Despite a district court’s stop of planned lethal injections, the Trump administration is pushing the U.S. Supreme Court to start federal executions up again. There have not been federal executions for nearly two decades.
On Nov. 20, U.S. District Judge Tanya S. Chutkan of the District of Columbia wrote a preliminary injunction blocking the executions of four inmates to allow their appeals to make their way through the system. Chutkan also wrote that the lethal injection procedure proposed “very likely exceeds” the government’s authority under federal law.

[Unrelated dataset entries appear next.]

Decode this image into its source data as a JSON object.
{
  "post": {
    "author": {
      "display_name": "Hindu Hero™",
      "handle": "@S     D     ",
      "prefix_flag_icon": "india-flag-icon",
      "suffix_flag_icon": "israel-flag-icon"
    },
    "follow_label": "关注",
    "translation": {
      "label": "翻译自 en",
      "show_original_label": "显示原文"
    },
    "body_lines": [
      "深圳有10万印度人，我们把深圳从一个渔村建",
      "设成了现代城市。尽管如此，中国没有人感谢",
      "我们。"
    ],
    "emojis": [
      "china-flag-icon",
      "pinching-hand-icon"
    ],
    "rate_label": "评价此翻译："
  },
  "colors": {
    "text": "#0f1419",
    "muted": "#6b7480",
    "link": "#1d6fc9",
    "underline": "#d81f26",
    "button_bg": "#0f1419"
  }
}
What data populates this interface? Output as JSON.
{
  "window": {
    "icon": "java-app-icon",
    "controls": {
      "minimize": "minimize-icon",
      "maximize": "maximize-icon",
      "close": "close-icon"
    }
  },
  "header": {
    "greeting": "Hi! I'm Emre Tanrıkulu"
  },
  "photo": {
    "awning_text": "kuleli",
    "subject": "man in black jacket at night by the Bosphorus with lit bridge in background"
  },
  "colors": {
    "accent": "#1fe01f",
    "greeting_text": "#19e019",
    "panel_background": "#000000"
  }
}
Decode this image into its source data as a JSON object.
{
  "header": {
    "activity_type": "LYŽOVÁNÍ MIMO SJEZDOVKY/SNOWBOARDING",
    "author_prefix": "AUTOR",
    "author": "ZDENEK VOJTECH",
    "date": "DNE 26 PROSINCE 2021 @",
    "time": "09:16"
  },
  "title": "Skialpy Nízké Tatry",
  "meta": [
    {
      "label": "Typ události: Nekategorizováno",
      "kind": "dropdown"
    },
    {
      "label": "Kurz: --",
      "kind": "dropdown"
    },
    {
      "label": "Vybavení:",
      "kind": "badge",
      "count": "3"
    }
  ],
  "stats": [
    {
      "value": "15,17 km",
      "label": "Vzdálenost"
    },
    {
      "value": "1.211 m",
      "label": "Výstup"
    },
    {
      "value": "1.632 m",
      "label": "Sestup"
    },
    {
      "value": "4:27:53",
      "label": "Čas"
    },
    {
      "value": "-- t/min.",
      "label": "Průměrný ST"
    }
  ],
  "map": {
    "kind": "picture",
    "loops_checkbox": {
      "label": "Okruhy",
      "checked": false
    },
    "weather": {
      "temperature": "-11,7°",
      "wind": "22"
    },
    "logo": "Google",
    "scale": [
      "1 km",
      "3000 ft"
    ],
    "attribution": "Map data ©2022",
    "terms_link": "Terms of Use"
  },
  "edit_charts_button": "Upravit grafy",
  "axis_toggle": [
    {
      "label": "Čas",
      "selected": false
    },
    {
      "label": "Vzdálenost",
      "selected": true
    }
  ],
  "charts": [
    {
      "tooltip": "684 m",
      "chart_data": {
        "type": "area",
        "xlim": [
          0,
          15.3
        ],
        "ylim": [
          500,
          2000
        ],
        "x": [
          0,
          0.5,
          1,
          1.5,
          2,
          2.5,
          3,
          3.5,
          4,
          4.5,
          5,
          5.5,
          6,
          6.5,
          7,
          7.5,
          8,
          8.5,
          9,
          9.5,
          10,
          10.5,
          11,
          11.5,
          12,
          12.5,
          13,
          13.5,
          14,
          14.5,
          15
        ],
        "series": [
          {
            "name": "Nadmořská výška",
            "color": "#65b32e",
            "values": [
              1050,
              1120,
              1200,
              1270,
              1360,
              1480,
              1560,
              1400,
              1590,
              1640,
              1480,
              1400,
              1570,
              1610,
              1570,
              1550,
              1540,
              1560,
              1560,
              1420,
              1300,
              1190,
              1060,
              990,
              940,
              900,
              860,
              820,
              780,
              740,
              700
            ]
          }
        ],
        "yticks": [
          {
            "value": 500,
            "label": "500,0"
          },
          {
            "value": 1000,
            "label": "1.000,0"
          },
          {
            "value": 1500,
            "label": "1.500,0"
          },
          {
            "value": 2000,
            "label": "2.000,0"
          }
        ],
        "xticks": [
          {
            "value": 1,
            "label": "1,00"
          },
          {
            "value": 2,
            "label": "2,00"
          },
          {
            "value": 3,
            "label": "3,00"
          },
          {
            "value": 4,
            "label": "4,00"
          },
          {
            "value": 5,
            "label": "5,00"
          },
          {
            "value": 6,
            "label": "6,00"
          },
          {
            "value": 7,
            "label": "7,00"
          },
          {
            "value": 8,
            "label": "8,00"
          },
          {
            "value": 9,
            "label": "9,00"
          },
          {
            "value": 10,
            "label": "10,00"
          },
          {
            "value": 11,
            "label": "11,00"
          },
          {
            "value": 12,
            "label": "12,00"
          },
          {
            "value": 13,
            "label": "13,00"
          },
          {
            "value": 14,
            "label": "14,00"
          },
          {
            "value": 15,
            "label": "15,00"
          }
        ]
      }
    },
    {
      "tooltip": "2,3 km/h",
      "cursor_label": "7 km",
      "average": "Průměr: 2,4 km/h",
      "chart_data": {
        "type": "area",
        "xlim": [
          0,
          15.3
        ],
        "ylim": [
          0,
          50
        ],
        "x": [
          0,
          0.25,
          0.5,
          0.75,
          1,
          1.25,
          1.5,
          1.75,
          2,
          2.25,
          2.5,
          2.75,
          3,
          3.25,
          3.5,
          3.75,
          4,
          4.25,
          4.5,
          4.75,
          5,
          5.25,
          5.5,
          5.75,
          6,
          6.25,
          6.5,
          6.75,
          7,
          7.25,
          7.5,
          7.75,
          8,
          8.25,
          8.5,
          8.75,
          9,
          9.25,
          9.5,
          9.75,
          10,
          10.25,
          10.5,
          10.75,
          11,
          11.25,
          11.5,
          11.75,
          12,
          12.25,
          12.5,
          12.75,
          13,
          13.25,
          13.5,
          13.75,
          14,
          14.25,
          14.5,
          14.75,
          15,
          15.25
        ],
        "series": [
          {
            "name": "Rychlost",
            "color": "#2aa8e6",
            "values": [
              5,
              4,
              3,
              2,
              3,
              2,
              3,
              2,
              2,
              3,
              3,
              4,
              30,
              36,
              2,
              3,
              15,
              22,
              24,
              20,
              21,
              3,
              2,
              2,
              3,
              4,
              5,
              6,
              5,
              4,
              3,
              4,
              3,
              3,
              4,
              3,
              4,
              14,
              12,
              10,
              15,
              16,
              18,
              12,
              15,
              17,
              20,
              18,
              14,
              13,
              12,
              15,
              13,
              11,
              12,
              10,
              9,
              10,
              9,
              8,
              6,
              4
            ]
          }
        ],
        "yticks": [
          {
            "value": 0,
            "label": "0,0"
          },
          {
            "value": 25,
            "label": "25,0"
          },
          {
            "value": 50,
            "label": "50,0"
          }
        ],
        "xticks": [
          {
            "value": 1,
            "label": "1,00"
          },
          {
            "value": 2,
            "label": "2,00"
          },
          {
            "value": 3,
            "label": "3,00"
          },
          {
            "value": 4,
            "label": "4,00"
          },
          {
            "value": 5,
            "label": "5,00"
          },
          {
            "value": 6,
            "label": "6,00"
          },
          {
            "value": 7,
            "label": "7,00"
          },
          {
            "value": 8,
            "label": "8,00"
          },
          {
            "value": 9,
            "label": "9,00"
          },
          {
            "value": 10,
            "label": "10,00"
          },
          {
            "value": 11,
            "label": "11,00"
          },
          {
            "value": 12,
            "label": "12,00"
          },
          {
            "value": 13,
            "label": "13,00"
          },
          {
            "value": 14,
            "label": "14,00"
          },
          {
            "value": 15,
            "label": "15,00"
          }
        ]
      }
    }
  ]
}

Chutkan used the Federal Death Penalty Act as an example. She wrote that executions should be carried out “in the manner prescribed by the law of the State in which the sentence is imposed.”
Over the summer, Attorney General William P. Barr announced the federal lethal injection procedures would use only one drug, pentobarbital, rather than a combination of three drugs that was previously used, according to The Washington Post.
On Monday, the Justice Department argued in its application that Chutkan’s interpretation of the law is “implausible” and a “flawed injunction against the implementation of lawful executions.”
But a panel of three judges in the U.S. Court of Appeals all agreed that the Justice Department’s appeal to Chutkan’s injunction had “not satisfied the stringent requirements for a stay pending appeal.
Of the three judges that issued the ruling, one was appointed by President Donald Trump, another by former President George W. Bush and the third by former President Bill Clinton.
“We are gratified that the Court of Appeals agreed with the District Court that there is no basis to vacate the preliminary injunction in this case,” Shawn Nolan, one of the attorneys representing some of the death-row inmates, said in a statement obtained by the Post. “The courts have made clear that the government cannot rush executions in order to avoid judicial review of the legality and constitutionality of its new execution procedure.”